**Your instructions**
Among the lines below, list those containing the string "appears".

**Collected data entries**
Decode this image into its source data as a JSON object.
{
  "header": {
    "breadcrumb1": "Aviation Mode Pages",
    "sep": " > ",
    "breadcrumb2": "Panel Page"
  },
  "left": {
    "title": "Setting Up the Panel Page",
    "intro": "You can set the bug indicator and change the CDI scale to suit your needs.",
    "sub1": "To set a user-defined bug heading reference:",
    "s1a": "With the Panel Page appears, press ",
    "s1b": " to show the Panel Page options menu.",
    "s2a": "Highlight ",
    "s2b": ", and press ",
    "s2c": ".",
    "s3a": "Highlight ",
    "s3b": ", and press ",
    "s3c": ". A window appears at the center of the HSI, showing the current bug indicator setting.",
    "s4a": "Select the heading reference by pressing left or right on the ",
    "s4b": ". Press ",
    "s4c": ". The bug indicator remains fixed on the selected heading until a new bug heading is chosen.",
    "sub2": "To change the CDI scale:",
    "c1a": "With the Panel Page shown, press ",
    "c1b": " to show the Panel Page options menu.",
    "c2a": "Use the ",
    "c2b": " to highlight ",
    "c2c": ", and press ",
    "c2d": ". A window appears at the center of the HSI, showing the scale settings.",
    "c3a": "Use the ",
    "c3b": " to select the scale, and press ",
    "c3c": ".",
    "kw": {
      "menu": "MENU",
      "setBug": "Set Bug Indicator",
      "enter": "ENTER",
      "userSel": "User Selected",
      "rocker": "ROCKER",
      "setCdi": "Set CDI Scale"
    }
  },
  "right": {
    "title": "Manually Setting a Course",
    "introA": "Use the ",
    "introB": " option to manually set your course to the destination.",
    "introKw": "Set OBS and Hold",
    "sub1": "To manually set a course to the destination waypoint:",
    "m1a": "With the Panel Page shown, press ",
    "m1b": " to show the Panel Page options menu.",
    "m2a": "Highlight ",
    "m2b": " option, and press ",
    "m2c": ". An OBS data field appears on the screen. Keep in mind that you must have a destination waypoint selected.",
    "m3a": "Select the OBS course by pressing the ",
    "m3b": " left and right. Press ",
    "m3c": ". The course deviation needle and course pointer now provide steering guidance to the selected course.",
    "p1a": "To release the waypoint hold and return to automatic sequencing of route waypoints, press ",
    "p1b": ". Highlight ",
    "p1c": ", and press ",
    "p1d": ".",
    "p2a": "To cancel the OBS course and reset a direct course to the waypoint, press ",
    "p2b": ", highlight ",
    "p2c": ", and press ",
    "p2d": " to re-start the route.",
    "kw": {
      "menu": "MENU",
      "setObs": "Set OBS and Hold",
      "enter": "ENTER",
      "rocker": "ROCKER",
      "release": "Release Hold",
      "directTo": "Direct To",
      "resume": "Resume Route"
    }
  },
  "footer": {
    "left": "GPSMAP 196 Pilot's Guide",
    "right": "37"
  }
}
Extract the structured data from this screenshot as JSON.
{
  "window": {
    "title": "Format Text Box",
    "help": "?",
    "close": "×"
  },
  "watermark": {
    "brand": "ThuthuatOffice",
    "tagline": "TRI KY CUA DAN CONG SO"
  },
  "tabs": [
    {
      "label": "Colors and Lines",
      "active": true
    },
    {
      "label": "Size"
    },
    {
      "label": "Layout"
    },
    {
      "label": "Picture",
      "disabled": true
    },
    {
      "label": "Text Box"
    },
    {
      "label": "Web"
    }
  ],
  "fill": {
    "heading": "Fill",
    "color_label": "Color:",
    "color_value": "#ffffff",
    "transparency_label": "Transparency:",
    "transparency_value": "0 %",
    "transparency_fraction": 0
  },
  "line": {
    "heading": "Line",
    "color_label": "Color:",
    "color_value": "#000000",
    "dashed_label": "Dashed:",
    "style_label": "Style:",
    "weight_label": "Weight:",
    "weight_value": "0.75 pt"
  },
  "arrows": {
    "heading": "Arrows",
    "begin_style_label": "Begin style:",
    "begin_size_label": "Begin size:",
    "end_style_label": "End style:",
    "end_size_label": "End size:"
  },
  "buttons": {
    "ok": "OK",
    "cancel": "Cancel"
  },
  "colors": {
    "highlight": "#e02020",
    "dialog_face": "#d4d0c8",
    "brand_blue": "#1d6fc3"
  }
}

**Result**
    "s1a": "With the Panel Page appears, press ",
    "s3c": ". A window appears at the center of the HSI, showing the current bug indicator setting.",
    "c2d": ". A window appears at the center of the HSI, showing the scale settings.",
    "m2c": ". An OBS data field appears on the screen. Keep in mind that you must have a destination waypoint selected.",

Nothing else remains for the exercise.